Hmm, it might sound kinda harsh, but I guess I’d say, if they’re really into the animation/after effects aspect, become an animator, there’s plenty of work and you’ll be valued as a specialist who knows their tools. If they’re really into the design aspect, become a designer, It’s competitive, so be inspired, passionate, dedicated and patient. If you really want to do both, prepare to put in the extra hours for the first few years.

To see Steve Ogden’s work, check out

Meet Tyler Manson — Our Schmooru of the Month

Monday, May 16th, 2011

I met up with the most radical dude, Tyler Manson, a director whose range of work from surf films to commercials is sure to impress. I asked, and he answered.

importunely When you first started working in this industry what was your biggest concern about “making it”? What the hell does “making it” mean anyways?
To be honest, I don’t think I realized I was a member of “the industry” until fairly recently. I’ve always felt like an outsider, and I think that might be my strength, so don’t blow my cover. I just enjoyed making short films and that led into commercial directing in a very random and organic way. I don’t think I’ve “made it” by any means, but “making it” probably means being able to do whatever you want and enjoy the process.

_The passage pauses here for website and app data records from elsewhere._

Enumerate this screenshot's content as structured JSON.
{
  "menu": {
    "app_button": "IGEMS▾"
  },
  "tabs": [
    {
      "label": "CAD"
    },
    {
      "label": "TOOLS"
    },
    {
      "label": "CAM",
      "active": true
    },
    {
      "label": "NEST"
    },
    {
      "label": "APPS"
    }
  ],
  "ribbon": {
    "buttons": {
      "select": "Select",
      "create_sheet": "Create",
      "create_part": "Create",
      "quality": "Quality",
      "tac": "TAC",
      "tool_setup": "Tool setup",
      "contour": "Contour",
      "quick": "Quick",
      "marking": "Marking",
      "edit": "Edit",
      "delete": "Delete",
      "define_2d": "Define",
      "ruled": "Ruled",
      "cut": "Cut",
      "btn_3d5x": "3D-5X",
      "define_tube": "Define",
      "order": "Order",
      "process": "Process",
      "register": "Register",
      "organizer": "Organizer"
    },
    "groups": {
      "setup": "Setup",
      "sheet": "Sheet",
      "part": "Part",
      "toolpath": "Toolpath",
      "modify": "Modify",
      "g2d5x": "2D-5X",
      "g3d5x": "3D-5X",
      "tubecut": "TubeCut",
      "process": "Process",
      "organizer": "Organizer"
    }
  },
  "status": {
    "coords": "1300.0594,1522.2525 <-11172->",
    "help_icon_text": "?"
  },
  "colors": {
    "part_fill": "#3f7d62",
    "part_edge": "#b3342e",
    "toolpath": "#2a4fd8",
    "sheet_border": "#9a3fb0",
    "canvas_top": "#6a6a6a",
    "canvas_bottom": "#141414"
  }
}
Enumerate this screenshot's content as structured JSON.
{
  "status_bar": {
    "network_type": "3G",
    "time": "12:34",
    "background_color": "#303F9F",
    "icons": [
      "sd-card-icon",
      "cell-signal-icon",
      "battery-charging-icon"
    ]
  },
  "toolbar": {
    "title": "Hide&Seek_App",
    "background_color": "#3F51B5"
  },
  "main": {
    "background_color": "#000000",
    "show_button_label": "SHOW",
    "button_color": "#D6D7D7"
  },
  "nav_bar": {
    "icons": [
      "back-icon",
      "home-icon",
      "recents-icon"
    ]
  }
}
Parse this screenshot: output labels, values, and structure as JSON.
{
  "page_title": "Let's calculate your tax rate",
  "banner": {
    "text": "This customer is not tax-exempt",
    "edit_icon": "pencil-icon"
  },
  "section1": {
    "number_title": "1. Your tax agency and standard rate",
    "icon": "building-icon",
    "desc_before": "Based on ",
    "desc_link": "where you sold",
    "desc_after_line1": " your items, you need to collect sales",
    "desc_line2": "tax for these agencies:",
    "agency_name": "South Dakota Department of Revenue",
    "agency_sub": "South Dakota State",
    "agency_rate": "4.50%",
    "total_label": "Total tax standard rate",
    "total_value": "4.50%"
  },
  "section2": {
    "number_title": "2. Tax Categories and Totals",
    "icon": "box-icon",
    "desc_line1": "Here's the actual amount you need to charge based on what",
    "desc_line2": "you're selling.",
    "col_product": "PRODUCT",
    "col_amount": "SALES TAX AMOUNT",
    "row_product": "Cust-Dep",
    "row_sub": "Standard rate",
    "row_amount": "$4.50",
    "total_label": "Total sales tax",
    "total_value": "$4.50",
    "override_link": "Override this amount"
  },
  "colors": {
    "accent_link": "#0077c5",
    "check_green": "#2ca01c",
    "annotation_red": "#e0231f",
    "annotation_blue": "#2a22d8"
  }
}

Zaventem What is your spirit animal?
I have no damn idea.

You did a pretty rad show for VICE, can you talk a little about that and what it was like to be able to create content for VICE?
I really enjoyed making Hi Shredability. It was a time in my life that was free and full of discovery. I didn’t really know what I was doing, but was surrounded by interesting people willing to open up to me and share a sliver of their world each week. VICE is always leagues ahead of the rest, and I’ll always be a big fan of their work. Especially their international reporting.

Did you choose this career path or did it choose you?
I was just a kid making skate and surf films and it led to the commercial world, so I guess it chose me. I’m pretty oblivious to be honest and I don’t really think of myself as a commercial director. I’m still the guy just making movies, but now a few more people watch them. I guess I just do what I do and the rest comes. I’m open to happy accidents.

As a director and collaborating with different folks all the time, what do think is the most important thing when working with other creative people?
Filmmaking is 100% a collaborative art, so the most important thing is having a strong POV and not compromising. I’ve slowly been growing my gang, and I now have a go-to group of creative people that I admire and trust.

You collaborate a lot with all kinds of characters, who are some of your favorite people you have worked with?
Thomas Campbell took me under his wing at an early age and for that I’ll be forever grateful. Lately my DoP Joseph Aguirre has been a huge collaborator and creative partner as well.

Kim Jong-il invades America and takes all photo and video equipment away, you have one contraband camera…what is it?

New York Pizza or California Burrito?
New York Pizza.

It seems like you’ve always done it your way. What advice do you have for aspiring directors who don’t want to compromise?
I’ve made more compromises than I’d like to admit, but I guess just do what makes you happy. The creative is and will always be more powerful than the paycheck. It’s all about the idea.

Tyler’s work can be seen here: (and you most definitely should check it out!)